DIRECTIONS FOR THIS TASK: Return exactly the lines of the entries, from the one with "Enumerate this screenshot's" to the last.

:: DATASET EXTRACT ::

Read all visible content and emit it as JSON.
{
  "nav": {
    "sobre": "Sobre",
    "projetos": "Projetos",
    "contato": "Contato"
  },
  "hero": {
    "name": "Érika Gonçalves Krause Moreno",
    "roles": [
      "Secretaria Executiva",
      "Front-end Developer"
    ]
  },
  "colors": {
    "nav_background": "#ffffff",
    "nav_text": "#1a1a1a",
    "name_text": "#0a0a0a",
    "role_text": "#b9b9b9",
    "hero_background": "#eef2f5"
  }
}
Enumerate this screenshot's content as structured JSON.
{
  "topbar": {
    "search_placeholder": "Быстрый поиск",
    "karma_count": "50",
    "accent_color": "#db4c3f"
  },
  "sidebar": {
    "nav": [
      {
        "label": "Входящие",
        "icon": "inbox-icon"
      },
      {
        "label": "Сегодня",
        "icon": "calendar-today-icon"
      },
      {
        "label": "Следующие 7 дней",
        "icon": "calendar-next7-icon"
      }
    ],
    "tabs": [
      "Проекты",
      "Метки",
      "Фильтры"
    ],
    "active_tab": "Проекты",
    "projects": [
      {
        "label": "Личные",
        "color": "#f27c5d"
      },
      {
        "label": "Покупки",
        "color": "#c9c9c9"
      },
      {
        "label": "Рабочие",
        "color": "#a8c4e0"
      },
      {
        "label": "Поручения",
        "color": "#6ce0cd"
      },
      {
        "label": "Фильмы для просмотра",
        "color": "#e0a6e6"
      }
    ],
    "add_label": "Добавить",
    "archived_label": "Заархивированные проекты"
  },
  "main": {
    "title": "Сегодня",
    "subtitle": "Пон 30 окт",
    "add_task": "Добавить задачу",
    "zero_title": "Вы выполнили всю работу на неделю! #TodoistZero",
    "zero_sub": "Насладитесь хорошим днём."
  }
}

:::

SOLUTION TO THIS TASK:
Enumerate this screenshot's content as structured JSON.
{
  "topbar": {
    "search_placeholder": "Быстрый поиск",
    "karma_count": "50",
    "accent_color": "#db4c3f"
  },
  "sidebar": {
    "nav": [
      {
        "label": "Входящие",
        "icon": "inbox-icon"
      },
      {
        "label": "Сегодня",
        "icon": "calendar-today-icon"
      },
      {
        "label": "Следующие 7 дней",
        "icon": "calendar-next7-icon"
      }
    ],
    "tabs": [
      "Проекты",
      "Метки",
      "Фильтры"
    ],
    "active_tab": "Проекты",
    "projects": [
      {
        "label": "Личные",
        "color": "#f27c5d"
      },
      {
        "label": "Покупки",
        "color": "#c9c9c9"
      },
      {
        "label": "Рабочие",
        "color": "#a8c4e0"
      },
      {
        "label": "Поручения",
        "color": "#6ce0cd"
      },
      {
        "label": "Фильмы для просмотра",
        "color": "#e0a6e6"
      }
    ],
    "add_label": "Добавить",
    "archived_label": "Заархивированные проекты"
  },
  "main": {
    "title": "Сегодня",
    "subtitle": "Пон 30 окт",
    "add_task": "Добавить задачу",
    "zero_title": "Вы выполнили всю работу на неделю! #TodoistZero",
    "zero_sub": "Насладитесь хорошим днём."
  }
}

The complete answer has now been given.